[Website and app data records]
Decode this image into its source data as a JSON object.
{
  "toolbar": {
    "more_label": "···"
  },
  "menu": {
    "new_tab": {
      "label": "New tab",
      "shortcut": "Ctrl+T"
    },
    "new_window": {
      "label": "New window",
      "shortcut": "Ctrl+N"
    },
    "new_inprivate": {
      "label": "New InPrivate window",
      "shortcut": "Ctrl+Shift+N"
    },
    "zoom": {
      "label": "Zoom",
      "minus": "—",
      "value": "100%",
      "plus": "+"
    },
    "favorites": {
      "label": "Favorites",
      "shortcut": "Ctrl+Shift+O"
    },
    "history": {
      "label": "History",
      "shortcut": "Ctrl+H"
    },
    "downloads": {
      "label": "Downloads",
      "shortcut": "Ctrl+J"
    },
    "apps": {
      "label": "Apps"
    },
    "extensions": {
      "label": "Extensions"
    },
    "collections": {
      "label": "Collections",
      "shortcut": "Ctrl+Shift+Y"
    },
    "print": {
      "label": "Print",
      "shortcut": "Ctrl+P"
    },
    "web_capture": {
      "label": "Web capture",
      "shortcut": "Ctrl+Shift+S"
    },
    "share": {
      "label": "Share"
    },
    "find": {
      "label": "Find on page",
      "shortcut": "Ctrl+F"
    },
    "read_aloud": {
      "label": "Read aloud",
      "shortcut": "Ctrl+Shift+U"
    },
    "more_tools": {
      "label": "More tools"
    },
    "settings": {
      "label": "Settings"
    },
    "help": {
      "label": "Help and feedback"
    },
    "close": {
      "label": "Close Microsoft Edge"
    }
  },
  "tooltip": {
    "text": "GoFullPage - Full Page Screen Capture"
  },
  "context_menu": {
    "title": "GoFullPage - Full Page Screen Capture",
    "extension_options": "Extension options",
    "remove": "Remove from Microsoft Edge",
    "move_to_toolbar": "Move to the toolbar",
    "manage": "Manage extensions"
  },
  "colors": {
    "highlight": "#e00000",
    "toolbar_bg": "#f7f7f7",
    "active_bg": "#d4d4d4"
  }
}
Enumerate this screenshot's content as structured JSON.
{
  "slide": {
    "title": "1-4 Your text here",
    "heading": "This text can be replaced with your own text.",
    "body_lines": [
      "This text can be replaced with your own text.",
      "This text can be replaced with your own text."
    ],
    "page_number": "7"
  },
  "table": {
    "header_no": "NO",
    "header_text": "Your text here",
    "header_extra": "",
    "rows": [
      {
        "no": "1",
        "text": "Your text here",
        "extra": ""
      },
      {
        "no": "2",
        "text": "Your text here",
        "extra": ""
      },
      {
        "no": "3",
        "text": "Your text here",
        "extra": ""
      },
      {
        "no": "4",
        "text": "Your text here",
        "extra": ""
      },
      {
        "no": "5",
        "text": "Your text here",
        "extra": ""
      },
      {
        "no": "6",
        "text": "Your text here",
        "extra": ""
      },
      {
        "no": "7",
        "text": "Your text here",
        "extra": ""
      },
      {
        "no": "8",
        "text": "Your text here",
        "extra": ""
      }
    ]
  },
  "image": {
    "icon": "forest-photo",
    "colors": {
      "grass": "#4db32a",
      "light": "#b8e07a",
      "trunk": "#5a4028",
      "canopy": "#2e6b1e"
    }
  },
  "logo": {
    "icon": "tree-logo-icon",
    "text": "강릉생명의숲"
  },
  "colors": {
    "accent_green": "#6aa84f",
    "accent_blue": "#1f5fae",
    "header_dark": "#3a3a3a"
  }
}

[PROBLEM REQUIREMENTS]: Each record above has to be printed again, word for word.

[REPLY]:
Decode this image into its source data as a JSON object.
{
  "toolbar": {
    "more_label": "···"
  },
  "menu": {
    "new_tab": {
      "label": "New tab",
      "shortcut": "Ctrl+T"
    },
    "new_window": {
      "label": "New window",
      "shortcut": "Ctrl+N"
    },
    "new_inprivate": {
      "label": "New InPrivate window",
      "shortcut": "Ctrl+Shift+N"
    },
    "zoom": {
      "label": "Zoom",
      "minus": "—",
      "value": "100%",
      "plus": "+"
    },
    "favorites": {
      "label": "Favorites",
      "shortcut": "Ctrl+Shift+O"
    },
    "history": {
      "label": "History",
      "shortcut": "Ctrl+H"
    },
    "downloads": {
      "label": "Downloads",
      "shortcut": "Ctrl+J"
    },
    "apps": {
      "label": "Apps"
    },
    "extensions": {
      "label": "Extensions"
    },
    "collections": {
      "label": "Collections",
      "shortcut": "Ctrl+Shift+Y"
    },
    "print": {
      "label": "Print",
      "shortcut": "Ctrl+P"
    },
    "web_capture": {
      "label": "Web capture",
      "shortcut": "Ctrl+Shift+S"
    },
    "share": {
      "label": "Share"
    },
    "find": {
      "label": "Find on page",
      "shortcut": "Ctrl+F"
    },
    "read_aloud": {
      "label": "Read aloud",
      "shortcut": "Ctrl+Shift+U"
    },
    "more_tools": {
      "label": "More tools"
    },
    "settings": {
      "label": "Settings"
    },
    "help": {
      "label": "Help and feedback"
    },
    "close": {
      "label": "Close Microsoft Edge"
    }
  },
  "tooltip": {
    "text": "GoFullPage - Full Page Screen Capture"
  },
  "context_menu": {
    "title": "GoFullPage - Full Page Screen Capture",
    "extension_options": "Extension options",
    "remove": "Remove from Microsoft Edge",
    "move_to_toolbar": "Move to the toolbar",
    "manage": "Manage extensions"
  },
  "colors": {
    "highlight": "#e00000",
    "toolbar_bg": "#f7f7f7",
    "active_bg": "#d4d4d4"
  }
}
Enumerate this screenshot's content as structured JSON.
{
  "slide": {
    "title": "1-4 Your text here",
    "heading": "This text can be replaced with your own text.",
    "body_lines": [
      "This text can be replaced with your own text.",
      "This text can be replaced with your own text."
    ],
    "page_number": "7"
  },
  "table": {
    "header_no": "NO",
    "header_text": "Your text here",
    "header_extra": "",
    "rows": [
      {
        "no": "1",
        "text": "Your text here",
        "extra": ""
      },
      {
        "no": "2",
        "text": "Your text here",
        "extra": ""
      },
      {
        "no": "3",
        "text": "Your text here",
        "extra": ""
      },
      {
        "no": "4",
        "text": "Your text here",
        "extra": ""
      },
      {
        "no": "5",
        "text": "Your text here",
        "extra": ""
      },
      {
        "no": "6",
        "text": "Your text here",
        "extra": ""
      },
      {
        "no": "7",
        "text": "Your text here",
        "extra": ""
      },
      {
        "no": "8",
        "text": "Your text here",
        "extra": ""
      }
    ]
  },
  "image": {
    "icon": "forest-photo",
    "colors": {
      "grass": "#4db32a",
      "light": "#b8e07a",
      "trunk": "#5a4028",
      "canopy": "#2e6b1e"
    }
  },
  "logo": {
    "icon": "tree-logo-icon",
    "text": "강릉생명의숲"
  },
  "colors": {
    "accent_green": "#6aa84f",
    "accent_blue": "#1f5fae",
    "header_dark": "#3a3a3a"
  }
}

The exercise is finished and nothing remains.